Have you ever been driving your car, and felt that not-so-great feeling of watching your tire pressure indicator start blinking? It might be a slow tire leak. Slow tire leaks are more common than you think. In fact, most drivers will suffer from a slow tire leak at some point in their lifetime.
I’m sure many of us have seen a slow tire leak before, or even had one ourselves. It can be frustrating to see your tires slowly deflate and you wonder why the air is slowly escaping from them.
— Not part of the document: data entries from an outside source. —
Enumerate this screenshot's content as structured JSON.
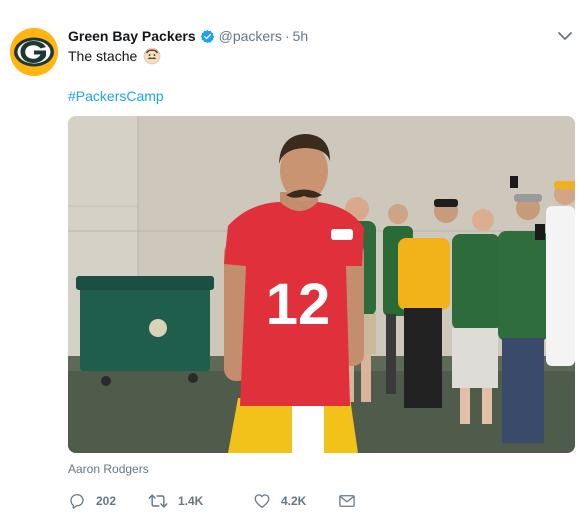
{
  "account": {
    "display_name": "Green Bay Packers",
    "handle": "@packers",
    "separator": "·",
    "time": "5h",
    "verified": true,
    "avatar_icon": "packers-g-logo-icon",
    "avatar_colors": {
      "background": "#ffb612",
      "inner": "#203731"
    }
  },
  "tweet": {
    "text": "The stache",
    "emoji": "mustache-face-emoji",
    "hashtag": "#PackersCamp"
  },
  "media": {
    "caption": "Aaron Rodgers",
    "jersey_number": "12"
  },
  "actions": {
    "replies": "202",
    "retweets": "1.4K",
    "likes": "4.2K",
    "reply_icon": "reply-icon",
    "retweet_icon": "retweet-icon",
    "like_icon": "heart-icon",
    "dm_icon": "envelope-icon"
  },
  "colors": {
    "link": "#1da1f2",
    "muted": "#657786",
    "verified": "#1da1f2",
    "jersey": "#e0303b"
  }
}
You look at the sidewall of your tire and think “there isn’t a hole there, it must be something else”. But it isn’t – there is most likely a puncture in the tire that itself is tiny enough that you can’t see it.
Below are the things to look for if you’re experiencing a slow leak
A puncture will not always cause the tire to immediately go flat. Infact, most of the time the object that caused the puncture or damage gets stuck in the tire preventing the air from immediately leaking. Therefore, Ignoring a puncture can prove to be dangerous.
Slow tire leaks are caused by tread separations. More often, they are the result of poor wheel alignment and wheel damage. The wheel must be in good condition for the tire to maintain its shape and not develop a slow leak. Replace any bent or damaged wheel right away. Check your wheel alignment and tighten lug nuts as necessary. You may also purchase extended-life tires that help prevent damage to your wheel rims.
Damaged valve stems
Damaged valve stems is another common cause for slow tire leaks. Time and usage can cause your valve stems to get damaged and be the reason for slow leakage in tires.